Victor Davis Hanson // Private Papers
Barn Owls really do like barns. And they are invaluable predators of mice, squirrels, rats and such who all do their small part to wreck a barn and its environs. And yet they are not the fierce Great-Horned-Owls of six-foot wingspans that swooped just above the ground as they once terrified us in the orchard. They are not those strange little “screech” owls, without necks that roost at night in our redwood trees and hoot without fear.
As I have mentioned here before, barn owls have the face of monkeys, hence the sobriquet monkey/monkey-faced owls. They seem globalists. In Greece, I once saw one on the island of Aegina in a crumbling Byzantine Church. At dusk in Hillsdale, Michigan I would see them on the bike path in an old pump shed.
When growing up, there were always pairs who had nests in the rafters and kept rodents out of the barn, where the sweat boxes of raisins evened out before trucking the crop into Sun-Maid. I don’t think they attacked the flicker woodpeckers. But the more the two owls flew on patrol, the rarer seemed those pests that drilled holes throughout the barn (usually covered up with tin-can lids).

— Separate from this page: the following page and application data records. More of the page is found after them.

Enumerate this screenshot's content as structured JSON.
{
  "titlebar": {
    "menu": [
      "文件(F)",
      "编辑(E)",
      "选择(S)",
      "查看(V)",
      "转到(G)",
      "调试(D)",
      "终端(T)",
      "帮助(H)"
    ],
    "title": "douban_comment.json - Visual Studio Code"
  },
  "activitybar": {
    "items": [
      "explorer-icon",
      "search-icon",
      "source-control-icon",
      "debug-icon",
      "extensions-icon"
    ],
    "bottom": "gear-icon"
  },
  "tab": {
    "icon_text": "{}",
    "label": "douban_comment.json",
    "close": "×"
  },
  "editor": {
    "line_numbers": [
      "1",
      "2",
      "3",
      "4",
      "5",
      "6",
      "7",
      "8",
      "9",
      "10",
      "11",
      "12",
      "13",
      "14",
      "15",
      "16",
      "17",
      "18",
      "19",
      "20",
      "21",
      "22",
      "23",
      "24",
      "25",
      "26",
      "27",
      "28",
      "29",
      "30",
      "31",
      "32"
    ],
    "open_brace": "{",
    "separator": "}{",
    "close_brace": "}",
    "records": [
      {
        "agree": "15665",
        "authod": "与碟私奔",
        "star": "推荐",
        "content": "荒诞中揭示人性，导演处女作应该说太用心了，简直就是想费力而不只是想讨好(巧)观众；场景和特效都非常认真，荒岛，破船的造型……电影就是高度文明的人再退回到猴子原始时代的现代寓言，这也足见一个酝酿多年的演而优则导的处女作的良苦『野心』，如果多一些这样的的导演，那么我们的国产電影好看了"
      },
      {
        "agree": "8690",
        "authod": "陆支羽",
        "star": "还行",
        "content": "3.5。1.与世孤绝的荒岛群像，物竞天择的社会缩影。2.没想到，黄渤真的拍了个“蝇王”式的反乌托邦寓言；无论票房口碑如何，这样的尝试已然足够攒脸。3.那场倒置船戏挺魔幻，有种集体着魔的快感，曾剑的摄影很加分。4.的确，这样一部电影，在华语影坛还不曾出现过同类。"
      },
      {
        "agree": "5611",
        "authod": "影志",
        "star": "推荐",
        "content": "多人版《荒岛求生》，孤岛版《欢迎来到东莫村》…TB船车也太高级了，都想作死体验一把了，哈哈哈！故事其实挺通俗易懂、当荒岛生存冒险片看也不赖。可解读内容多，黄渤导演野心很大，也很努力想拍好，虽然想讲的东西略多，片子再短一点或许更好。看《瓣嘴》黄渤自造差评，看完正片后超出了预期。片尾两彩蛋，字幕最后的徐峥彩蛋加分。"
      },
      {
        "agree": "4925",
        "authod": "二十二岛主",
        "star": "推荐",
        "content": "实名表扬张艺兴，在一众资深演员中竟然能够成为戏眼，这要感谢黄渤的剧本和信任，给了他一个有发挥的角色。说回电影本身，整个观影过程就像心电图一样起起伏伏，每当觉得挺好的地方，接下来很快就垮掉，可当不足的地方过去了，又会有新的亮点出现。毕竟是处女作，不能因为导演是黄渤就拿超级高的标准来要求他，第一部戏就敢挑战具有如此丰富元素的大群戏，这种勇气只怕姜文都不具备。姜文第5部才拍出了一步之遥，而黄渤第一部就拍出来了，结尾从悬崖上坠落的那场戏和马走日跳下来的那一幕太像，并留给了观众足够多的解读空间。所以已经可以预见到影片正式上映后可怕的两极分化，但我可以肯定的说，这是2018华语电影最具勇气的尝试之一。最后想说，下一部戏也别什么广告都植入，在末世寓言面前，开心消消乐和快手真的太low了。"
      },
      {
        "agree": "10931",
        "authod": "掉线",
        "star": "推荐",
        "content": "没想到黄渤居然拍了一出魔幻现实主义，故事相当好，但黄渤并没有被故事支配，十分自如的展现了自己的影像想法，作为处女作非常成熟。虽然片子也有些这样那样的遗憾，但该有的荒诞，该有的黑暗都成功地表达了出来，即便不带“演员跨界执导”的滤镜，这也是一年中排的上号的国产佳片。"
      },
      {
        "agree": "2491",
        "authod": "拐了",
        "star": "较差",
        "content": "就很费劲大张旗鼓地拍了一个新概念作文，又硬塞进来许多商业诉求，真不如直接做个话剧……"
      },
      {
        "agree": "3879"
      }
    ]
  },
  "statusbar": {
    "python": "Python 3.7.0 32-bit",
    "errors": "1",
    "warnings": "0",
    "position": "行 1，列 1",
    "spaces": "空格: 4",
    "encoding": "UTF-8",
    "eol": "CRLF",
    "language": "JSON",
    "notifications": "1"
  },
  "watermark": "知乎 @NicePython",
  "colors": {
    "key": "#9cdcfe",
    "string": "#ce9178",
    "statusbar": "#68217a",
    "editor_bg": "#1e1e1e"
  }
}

Still, the barn owls were strange birds, who, like flies, seemed somehow to attach themselves to the side of the barn, where the whitewash and their dappled white/beige feathers made them invisible—and deadly to their prey below.
In the early 1960s, I often snuck up on the two as they scanned the barnyard. The barn was already well over 80 years old; its heart-redwood siding was rent with huge cracks (and it still is, 60 years later, despite constant repair). The weathered splits were just large enough for the owls to dig their claws in, and then bat-like attach themselves to the wood.
One morning my grandfather called up and said “Come down here.” We did and a majestic barn owl was limp and lifeless, hanging like a dead upside-down bat. My dad got one of the old 16-foot, three-pronged fruit ladders, climbed up and threw him down. The predator had stuck his talons so far into the cracks that he could not remove them, and literally beat himself to death, flapping and struggling to be lift off.
Given the early 1960s were the nadir of the raisin industry, no one on the farm seemed to have any money, and my dad mostly talked of saving to build a small “new” house. So I thought it strange for the family to worry over a dead owl. The five of us were living in an 800-square-foot old farmhouse dad moved onto the ranch, and drove a 1951 Ford my grandfather gave us. No matter, the death scene bothered us. My father said, “Boys, that’s something you’ll never see again.” (In fact, since then I have seen maybe five or six such barn owls, even small adolescent owls, trapped and struck dead on the barn).
I remember thinking that owls were supposed to be the smartest of birds and how could an old pro make such a silly mistake? In Athens, I saw in the National Gardens lots of little hoot owls, identical to the glaux on Athenian tetradrachms, the official state bird of the city of the “wise” Athena. From time to time, I asked my mother whether more owls would die and shouldn’t we patch the cracks, and I remember her saying, “Life is a tradeoff, good and bad, and bad and good.” Translated I think she meant the owls are good, the barn is good, the cracks are bad, and death is terrible, and life goes on, and we pray the owls never die like that again but some will, like us too—and no one has the money to put new siding on the barn. And if one did, then the owls would leave.
So I gathered that the least of our worries were cracks on a barn.
Fifty years later, I thought I had not seen in a barn owl in the barnyard in a decade. Then in my fifties, I’d assumed they were long gone and not nocturnally patrolling the same beat in the deep of night.
But they were there, all the time. I, not they, had changed—by forgetting their custodial work and worrying about another column to write or the overdue book review. Instead, life and death were right outside the window at night. So I began to notice that despite all the old holes and tunnels under the foundation, there were few rodents living in them.
Then one morning, my daughter said, “Look at that poor, poor owl.” And there one was, beige and spotted, a barn owl, stuck to barn, battered and bloody and dead, still caught on the high side of the barn. We retrieved and buried him. And I thought as I did at seven of his ancestor, how long had he been swishing around at night without notice? Why didn’t we hear him? My daughter, the empath (who sought to heal by absorbing the pains of those around her to the point of making herself sick) said, “He died as quietly as he flew.” And was he the third, fourth or was it the tenth who had ended up dead in my lifetime?